I Bike T.O, You Bike T.O, We can all bike T.O.

Check out the new website - a resource for commuter cyclists and wannabes in Toronto. Its the brainwave of a group of enthusiastic cycling activists including myself, and we've just launched the site. The main feature is a group blog, but we also have discussion forums, profiles of commuting cyclists to inspire you to get started, and a still evolving guide.

Want some fun things to do in Toronto while meeting other cyclists? Come on out to our events - we are hosting a weekly social ride. Tonight (Wed May 2) we'll tour the Humber trail before winding our way back to Bloor Street for food and bevvies (probable destination: Dark Horse pub) Meet outside of Old Mill subway station at 6:30.

For bike week, we are hosting a photo scavenger hunt downtown on Sat June 9th. Ride your bike around while taking photos of bike themed things - with a prize for the winning team.

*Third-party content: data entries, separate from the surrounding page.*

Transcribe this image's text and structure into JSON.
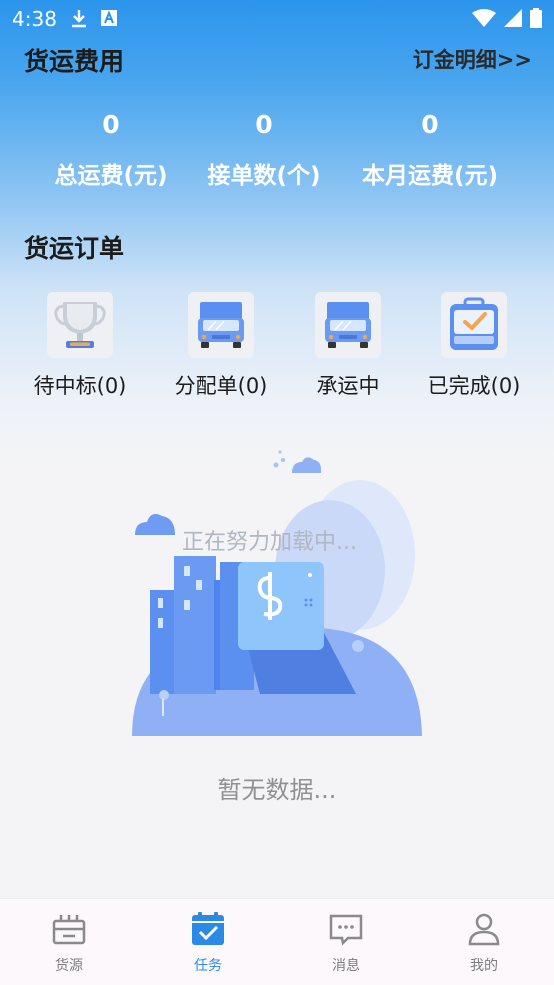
{
  "status_bar": {
    "time": "4:38"
  },
  "fees": {
    "title": "货运费用",
    "detail_link": "订金明细>>",
    "stats": [
      {
        "value": "0",
        "label": "总运费(元)"
      },
      {
        "value": "0",
        "label": "接单数(个)"
      },
      {
        "value": "0",
        "label": "本月运费(元)"
      }
    ]
  },
  "orders": {
    "title": "货运订单",
    "items": [
      {
        "label": "待中标(0)",
        "icon": "trophy-icon"
      },
      {
        "label": "分配单(0)",
        "icon": "truck-icon"
      },
      {
        "label": "承运中",
        "icon": "truck-icon"
      },
      {
        "label": "已完成(0)",
        "icon": "check-bag-icon"
      }
    ]
  },
  "content": {
    "loading_text": "正在努力加载中...",
    "empty_text": "暂无数据..."
  },
  "bottom_nav": {
    "items": [
      {
        "label": "货源",
        "icon": "cargo-icon"
      },
      {
        "label": "任务",
        "icon": "calendar-check-icon"
      },
      {
        "label": "消息",
        "icon": "message-icon"
      },
      {
        "label": "我的",
        "icon": "user-icon"
      }
    ],
    "active_index": 1,
    "active_color": "#2a8ae6",
    "inactive_color": "#7d7d7d"
  },
  "colors": {
    "header_blue": "#2b95ec",
    "accent": "#2a8ae6"
  }
}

If you bike T.O. and have an interesting story of why you bike T.O. perhaps you'd like to be one of our featured commuter cyclists! Leave me a comment or email and let me know. In fact, I'd love to hear from any Toronto cyclists that may be lurking on my blog - so leave me a comment. (in fact any lurkers should comment!)